New Blaine AR 197 north – Shoal Bay Recreation Area
Delaware AR 393 north – Delaware Recreation Area
YellDardanelle AR 155 west – Mount Nebo State Park
AR 7 to AR 27 south – Ola, Danville, Russellville
1.000 mi = 1.609 km; 1.000 km = 0.621 mi

See also[edit]

References[edit]

  1. ^ System Information and Research Division (2014). "Arkansas Road Log Database" (MDB). Little Rock: Arkansas State Highway and Transportation Department. Retrieved March 27, 2016.
  2. ^ Arkansas State Highway and Transportation Department. AHTD Sebastian County map Retrieved on 2009-10-05.
  3. ^ Arkansas State Highway and Transportation Department. AHTD Franklin County map Retrieved on 2009-10-05.
  4. ^ Arkansas State Highway and Transportation Department. AHTD Logan County map Retrieved on 2009-10-05.
  5. ^ Arkansas State Highway and Transportation Department. AHTD Yell County map Retrieved on 2009-10-05.
  6. ^ National Park Service (November 2, 2013). "National Register Information System – Old Arkansas Highway 22 (#03000950)". National Register of Historic Places. National Park Service. Retrieved February 2, 2018.
  7. ^ National Park Service (November 2, 2013). "National Register Information System – Old Arkansas 22, Barling Segment (#07000439)". National Register of Historic Places. National Park Service. Retrieved February 2, 2018.
  8. ^ National Park Service (November 2, 2013). "National Register Information System – Old Arkansas 22-Dardanelle Segment (#07001438)". National Register of Historic Places. National Park Service. Retrieved February 2, 2018.
  9. ^ National Park Service (November 2, 2013). "National Register Information System – Arkansas Highway History and Architecture Multiple Property Submission (#64500014)". National Register of Historic Places. National Park Service. Retrieved February 2, 2018.
  10. ^ "NRHP nomination for Old Arkansas 22, Barling Segment" (PDF). Arkansas Preservation. Retrieved 2015-04-25.
  11. ^ "NRHP nomination for Old Arkansas Highway 22" (PDF). Arkansas Preservation. Retrieved 2016-05-11.
  12. ^ "NRHP nomination for Old Arkansas 22-Dardanelle Segment" (PDF). Arkansas Preservation. Retrieved 2016-04-28.

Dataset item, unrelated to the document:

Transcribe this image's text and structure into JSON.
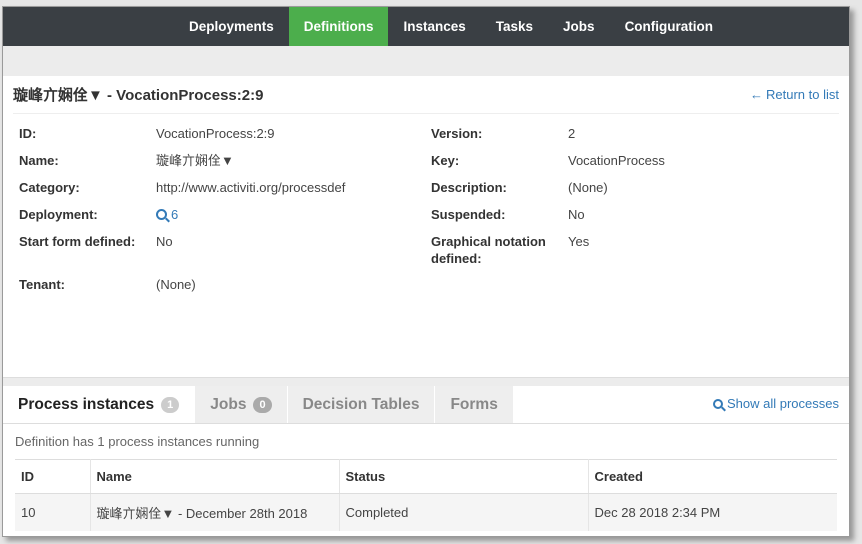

External links[edit]

Route map:

KML is from Wikidata

Media related to Arkansas Highway 22 at Wikimedia Commons